Our RV park was just 85 miles from Philadelphia. We decided to go see the historical sites in Philly, so we packed an overnight bag, made a motel reservation, loaded up the dogs, and headed east early one morning.

There is SO much to see and do in Philadelphia, so I had to prioritize our list of things to do. Where should I even start? Since we only had two days, I had to choose very carefully.

After crossing off many items to see, here is the list of my MUST SEES I ended up with: The Liberty Bell, Independence Hall, Carpenter’s Hall, Elfreths Alley, Betsy Ross House, Philadelphia Museum of Art (you know – the stairs Sylvester Stallone ran up in the movie “Rocky”), eat a Philly Cheesesteak sandwich at a famous eatery, and Valley Forge National Historic Park. That is quite a list for two short days!

So, here we go with picture overload. I’ll caption some of the photos to help identify some places, and forego my lengthy, babbling narrative on this post (I would have too much to say and you can Google all the historical information if you want to know more).

The Liberty Bell from outside the building.
Please read sign.
Independence Hall
Independence Hall
Back of Independence Hall
Please zoom in to read the sign for Carpenters Hall.
Carpenters’ Hall
Carpenters’ Hall
Carpenters’ Hall – a piece of the refurbished wall is removed to expose some of the original beams.
Carpenters’ Hall
Carpenters’ Hall – zoom in to read info on this flag.
Carpenters’ Hall – This is one of the original chairs used during the First Continental Congress! These chairs were originally green during that time period.
Elfreths Alley
Elfreths Alley
Elfreths Alley – Please read the sign!
Elfreths Alley
Elfreths Alley
I had gotten here too late in the afternoon and could not go inside the house. 😢 So, I had to settle for photos from outside.
Betsy Ross House
Betsy Ross House – Entrance for the tour.
Betsy Ross House – Side and back where the tour entrance goes into the house.
Interesting – Betsy Ross is actually buried in the yard area to the side of the house between two trees.
Philadelphia Museum of Art
Philadelphia Museum of Art – The stairs made famous from the movie “Rocky” and Sylvester Stallone. No, I did not run up the stairs (I did walk to the top), but many other people did.
Philadelphia Museum of Art – The view from the top was stunning (the picture does not do it justice).
George Washington Monument in the circle (see photo from the top of the stairs) in front of Philadelphia Museum of Art.
Bronze statue of Sylvester Stallone on the side of Philadelphia Museum of Art.
Well, you know, I just had to have my picture taken with him!
Geno’s Steaks The Best …..
….. and Pat’s King of Steaks are in competition with each other. Not only that, they are on the same street where two streets intersect as an “X” and they are on opposite corners of the intersection!
I almost forgot to take a pic of my Philly Cheese Steak sandwich from GENO’S. It was great! I wish I had another one right now.
Valley Forge National Historic Park – I took a lot of photos here. There are MANY monuments that mark where which regiments from which colonies were located. There are MANY signs to read about the winter the American militia spent at Valley Forge training to defeat the British army. There was really TOO much to see in one afternoon. Enjoy the pics and read as much of the signs as you want. There won’t be a lot of captions.
George Washington’s Headquarters
Information at the George Washington Statue.
Major General Friedrick Wilhelm Baron von Stuben, who had a lot of experience training armies, came from Europe to assist George Washington in getting the Americans trained in order to defeat the British. We owe a lot of gratitude to this man and all the troops that stayed at Valley Forge that winter. Many died from exposure to the elements of a very harsh winter.

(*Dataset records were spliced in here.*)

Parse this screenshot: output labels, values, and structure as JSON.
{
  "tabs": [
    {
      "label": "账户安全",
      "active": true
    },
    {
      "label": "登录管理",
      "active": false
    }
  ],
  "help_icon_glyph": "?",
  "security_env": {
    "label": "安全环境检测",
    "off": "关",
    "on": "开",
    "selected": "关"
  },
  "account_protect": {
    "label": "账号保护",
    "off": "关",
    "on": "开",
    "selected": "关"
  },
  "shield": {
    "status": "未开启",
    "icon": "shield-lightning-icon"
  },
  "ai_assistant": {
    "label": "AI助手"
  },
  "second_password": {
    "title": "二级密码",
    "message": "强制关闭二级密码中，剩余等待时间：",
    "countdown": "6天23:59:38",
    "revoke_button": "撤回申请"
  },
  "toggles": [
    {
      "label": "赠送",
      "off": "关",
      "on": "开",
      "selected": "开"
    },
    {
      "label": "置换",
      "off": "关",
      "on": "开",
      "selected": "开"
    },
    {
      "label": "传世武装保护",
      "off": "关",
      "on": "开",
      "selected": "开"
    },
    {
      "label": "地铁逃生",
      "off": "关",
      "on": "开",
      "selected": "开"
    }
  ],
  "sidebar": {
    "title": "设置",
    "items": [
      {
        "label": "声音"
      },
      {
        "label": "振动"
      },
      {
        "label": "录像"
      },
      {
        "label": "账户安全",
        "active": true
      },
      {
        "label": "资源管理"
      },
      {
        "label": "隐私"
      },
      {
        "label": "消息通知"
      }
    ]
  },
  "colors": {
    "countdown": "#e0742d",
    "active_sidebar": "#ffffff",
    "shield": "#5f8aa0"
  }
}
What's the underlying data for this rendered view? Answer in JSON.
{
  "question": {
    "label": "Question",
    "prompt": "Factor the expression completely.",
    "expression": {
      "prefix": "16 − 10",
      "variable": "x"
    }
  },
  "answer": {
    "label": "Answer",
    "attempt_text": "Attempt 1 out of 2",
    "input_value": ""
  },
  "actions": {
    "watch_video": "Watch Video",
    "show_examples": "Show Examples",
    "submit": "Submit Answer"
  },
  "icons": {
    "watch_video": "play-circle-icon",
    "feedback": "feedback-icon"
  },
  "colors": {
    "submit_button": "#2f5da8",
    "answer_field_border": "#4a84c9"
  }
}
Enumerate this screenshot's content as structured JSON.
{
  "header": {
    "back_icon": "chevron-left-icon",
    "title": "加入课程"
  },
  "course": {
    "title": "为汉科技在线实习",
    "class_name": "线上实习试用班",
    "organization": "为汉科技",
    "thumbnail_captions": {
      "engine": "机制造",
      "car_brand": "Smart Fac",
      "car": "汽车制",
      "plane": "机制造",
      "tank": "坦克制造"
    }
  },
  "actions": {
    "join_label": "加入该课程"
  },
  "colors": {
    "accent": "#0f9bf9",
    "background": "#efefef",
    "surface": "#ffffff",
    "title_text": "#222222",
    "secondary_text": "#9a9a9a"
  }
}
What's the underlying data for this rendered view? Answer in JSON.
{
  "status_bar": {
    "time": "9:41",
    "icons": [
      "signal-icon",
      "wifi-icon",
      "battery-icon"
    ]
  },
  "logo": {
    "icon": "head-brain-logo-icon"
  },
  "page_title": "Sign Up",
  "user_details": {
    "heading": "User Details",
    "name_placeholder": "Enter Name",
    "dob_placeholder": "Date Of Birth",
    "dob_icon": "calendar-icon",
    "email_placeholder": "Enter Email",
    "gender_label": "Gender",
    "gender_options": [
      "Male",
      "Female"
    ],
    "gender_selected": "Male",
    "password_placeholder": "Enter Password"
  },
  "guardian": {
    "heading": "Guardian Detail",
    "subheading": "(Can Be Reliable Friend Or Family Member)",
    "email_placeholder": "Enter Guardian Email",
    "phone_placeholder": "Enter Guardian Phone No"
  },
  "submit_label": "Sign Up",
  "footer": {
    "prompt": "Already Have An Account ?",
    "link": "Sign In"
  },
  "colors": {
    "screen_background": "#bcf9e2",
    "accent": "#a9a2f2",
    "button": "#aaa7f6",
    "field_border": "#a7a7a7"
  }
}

Just being at Valley Forge filled me with awe and gratitude for the many lives involved in fighting for our independence. I was also filled with a somber feeling seeing each field and reading about which troops from which colonies were in that field. Just knowing that many died here, not from battle, but from training for the battles to come filled my heart with grief and at the same time with pride because they knew beyond a shadow of doubt what they believed in (FREEDOM) and what they wanted to accomplish. For their determination and sacrifice, I am eternally grateful!!

So, for now ….. “On the Road Again!”